Key Takeaways

  • Investors pulled more than $400 billion out of equity mutual funds in 2021, according to the Investment Company Institute. Meanwhile, nearly $700 billion flowed into equity ETFs according to CFRA.
  • Unlike a mutual fund, ETF trading takes place intraday and often at a price that slightly deviates from a fund’s net asset value.
  • The stocks inside an international equity ETF have often ceased trading for the day when an ETF is purchased or sold, creating premiums and discounts.

Fundamental Context

Many mutual fund shareholders purchased ETFs in 2021. While the shift toward ETFs has been underway for years, we think 2021 was a distinct year for ETF adoption. Last year, actively managed mutual funds from Guinness Atkinson and Dimensional Funds were converted into ETFs; asset managers, like Fidelity, launched equity ETFs with the same names as popular mutual funds, such as Fidelity Magellan ETF (FMAG); and a record $692 billion flowed into equity ETFs while more than $400 billion further bled from mutual funds. The growing supply and demand is encouraging for the ETF industry, but it is important that advisors and end investors appreciate the differences between a mutual fund and an ETF.

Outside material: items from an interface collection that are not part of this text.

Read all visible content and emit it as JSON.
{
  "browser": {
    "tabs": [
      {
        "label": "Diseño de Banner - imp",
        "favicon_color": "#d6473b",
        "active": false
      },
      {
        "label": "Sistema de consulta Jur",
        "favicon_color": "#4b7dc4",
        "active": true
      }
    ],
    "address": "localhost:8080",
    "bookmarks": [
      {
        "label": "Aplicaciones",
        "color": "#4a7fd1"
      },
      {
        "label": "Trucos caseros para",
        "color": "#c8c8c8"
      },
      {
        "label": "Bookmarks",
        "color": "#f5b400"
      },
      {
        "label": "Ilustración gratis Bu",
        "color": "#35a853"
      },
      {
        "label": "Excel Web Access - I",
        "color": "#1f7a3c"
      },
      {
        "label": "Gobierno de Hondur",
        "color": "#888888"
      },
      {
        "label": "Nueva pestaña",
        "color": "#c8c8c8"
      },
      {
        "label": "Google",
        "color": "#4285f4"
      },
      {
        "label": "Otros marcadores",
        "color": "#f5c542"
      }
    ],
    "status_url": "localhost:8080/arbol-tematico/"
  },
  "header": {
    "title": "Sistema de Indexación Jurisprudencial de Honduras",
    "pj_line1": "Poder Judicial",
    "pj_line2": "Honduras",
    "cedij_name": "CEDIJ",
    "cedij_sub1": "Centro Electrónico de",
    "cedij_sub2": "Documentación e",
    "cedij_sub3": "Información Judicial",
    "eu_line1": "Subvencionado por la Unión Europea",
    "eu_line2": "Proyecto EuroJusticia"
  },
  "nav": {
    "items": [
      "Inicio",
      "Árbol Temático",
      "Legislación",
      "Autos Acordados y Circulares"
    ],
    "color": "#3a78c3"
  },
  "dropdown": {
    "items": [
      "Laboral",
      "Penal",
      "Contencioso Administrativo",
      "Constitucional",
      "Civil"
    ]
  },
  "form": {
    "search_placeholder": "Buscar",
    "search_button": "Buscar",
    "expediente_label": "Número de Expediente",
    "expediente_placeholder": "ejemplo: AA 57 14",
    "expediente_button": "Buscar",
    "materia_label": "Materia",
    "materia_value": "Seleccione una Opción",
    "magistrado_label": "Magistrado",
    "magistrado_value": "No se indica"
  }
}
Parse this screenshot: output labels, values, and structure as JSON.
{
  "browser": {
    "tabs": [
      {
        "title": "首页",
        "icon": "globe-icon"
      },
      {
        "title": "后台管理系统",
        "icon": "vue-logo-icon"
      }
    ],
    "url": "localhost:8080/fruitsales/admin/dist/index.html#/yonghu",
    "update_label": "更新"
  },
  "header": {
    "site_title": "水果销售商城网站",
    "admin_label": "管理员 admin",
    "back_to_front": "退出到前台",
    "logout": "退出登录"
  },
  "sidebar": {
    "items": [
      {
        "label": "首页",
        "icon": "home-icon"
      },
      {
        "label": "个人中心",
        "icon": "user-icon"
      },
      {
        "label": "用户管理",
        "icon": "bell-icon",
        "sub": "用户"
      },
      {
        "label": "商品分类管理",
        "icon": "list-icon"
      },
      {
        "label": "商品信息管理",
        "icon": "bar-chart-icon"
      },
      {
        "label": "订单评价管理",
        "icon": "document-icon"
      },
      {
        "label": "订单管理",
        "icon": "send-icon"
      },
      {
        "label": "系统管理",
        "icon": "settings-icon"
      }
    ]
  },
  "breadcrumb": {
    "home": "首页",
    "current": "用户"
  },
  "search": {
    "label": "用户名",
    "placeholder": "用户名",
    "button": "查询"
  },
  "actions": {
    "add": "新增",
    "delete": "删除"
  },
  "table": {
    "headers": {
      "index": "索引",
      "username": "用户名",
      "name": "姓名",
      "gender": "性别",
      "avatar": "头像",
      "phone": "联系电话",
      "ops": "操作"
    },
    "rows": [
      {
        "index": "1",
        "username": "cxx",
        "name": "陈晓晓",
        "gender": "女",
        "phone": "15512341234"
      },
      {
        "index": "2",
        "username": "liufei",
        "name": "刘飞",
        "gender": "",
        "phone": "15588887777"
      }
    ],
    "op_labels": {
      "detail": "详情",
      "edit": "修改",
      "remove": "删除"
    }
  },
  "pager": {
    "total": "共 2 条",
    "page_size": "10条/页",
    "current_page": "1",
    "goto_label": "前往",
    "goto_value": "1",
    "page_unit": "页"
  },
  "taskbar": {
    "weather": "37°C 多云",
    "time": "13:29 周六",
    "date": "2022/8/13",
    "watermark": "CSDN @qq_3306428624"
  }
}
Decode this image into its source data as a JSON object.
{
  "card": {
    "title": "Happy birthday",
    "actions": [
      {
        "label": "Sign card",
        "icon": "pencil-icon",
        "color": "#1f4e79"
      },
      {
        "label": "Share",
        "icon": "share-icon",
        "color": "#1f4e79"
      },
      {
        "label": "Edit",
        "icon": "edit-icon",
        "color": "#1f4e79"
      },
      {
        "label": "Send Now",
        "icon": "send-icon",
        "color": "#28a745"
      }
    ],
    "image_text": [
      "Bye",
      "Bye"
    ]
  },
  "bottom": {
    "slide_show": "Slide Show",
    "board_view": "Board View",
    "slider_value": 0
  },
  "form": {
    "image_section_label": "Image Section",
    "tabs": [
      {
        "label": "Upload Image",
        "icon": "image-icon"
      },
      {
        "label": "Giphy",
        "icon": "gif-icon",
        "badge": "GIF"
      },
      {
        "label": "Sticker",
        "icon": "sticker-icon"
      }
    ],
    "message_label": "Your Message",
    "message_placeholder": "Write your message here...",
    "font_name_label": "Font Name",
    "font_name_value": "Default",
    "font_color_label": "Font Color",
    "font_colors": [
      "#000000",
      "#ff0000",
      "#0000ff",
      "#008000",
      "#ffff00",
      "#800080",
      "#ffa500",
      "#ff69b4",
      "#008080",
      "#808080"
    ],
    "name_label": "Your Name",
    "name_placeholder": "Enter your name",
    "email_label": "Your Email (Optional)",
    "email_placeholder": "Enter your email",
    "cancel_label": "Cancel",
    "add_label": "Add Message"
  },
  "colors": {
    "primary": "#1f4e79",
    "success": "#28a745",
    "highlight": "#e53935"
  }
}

The T in ETF is often misunderstood. For those used to buying and selling mutual funds, the ETF world can seem foreign. Regardless of whether an order to buy or sell shares in a mutual fund is submitted over a weekend, on a Monday morning, or even late afternoon trading hours on a Monday, the transaction is completed after the market close on that Monday based on the net asset value (NAV) of the portfolio. But ETFs are traded on an exchange similar to a stock like Apple during market hours based on the ETF’s price and not its NAV. Orders to purchase an ETF that are submitted over the weekend will be executed very soon after the market opens, even if the underlying stocks inside the ETF have not begun trading. Meanwhile, orders submitted in the middle of the day will be handled immediately unless they are tendered as limit orders to be processed only when the ETF reaches a predetermined price.

While market orders will be executed quickly, CFRA and other ETF industry experts encourage investors to use limit orders because they provide greater control, as market forces that are unrelated to the ETF can cause the price to rise or fall unexpectedly. In addition, trading within the first and last 30 minutes of market hours is discouraged.

ETFs do not always trade at NAV. Like an equity mutual fund, an equity ETF is a basket of securities that should only be purchased or sold based on the prospects of the securities inside. However, ETFs will often trade at a premium or a discount to its NAV. While this can occur for a variety of reasons, a common one is based on whether the underlying securities are trading when the ETF is. For example, the American Century Quality Diversified International ETF (QINT) trades on the New York Stock Exchange but holds stocks that trade in Japan, France, the United Kingdom, and other non-U.S. markets. The stocks inside QINT have ceased trading by the time the afternoon rolls around in the United States and news developments emerge that impact global markets.

ETFs will also trade at a premium or a discount based on the demand for the security.

When optimistic investors drive up demand for a fund, it can cause the price to rise faster than those of the underlying securities, and a premium may occur. Conversely, if pessimistic investors redeem a large number of ETF shares quickly, those shares may trade at a discount. However, thanks to the creation and redemption process, deviations between the ETF price and the NAV tend to be short-lived. In the fourth quarter of 2021, QINT closed exactly at its NAV just 14% of the time and at a premium or discount of 69% and 17% of the time, respectively. However, the widest premium or discount recorded was a negligible 0.3%.

Conclusion

CFRA will be hosting a webinar titled “How to Get the Most Out of Your ETF Trades on January 20 at 1 pm ET. We will be joined by Matt Lewis, Vice President and Head of ETF Implementation and Capital Markets with American Century to discuss best practices for trading ETFs. https://go.cfraresearch.com/ETF_Trades

Todd Rosenbluth is Director of ETF & Mutual Fund Research at CFRA.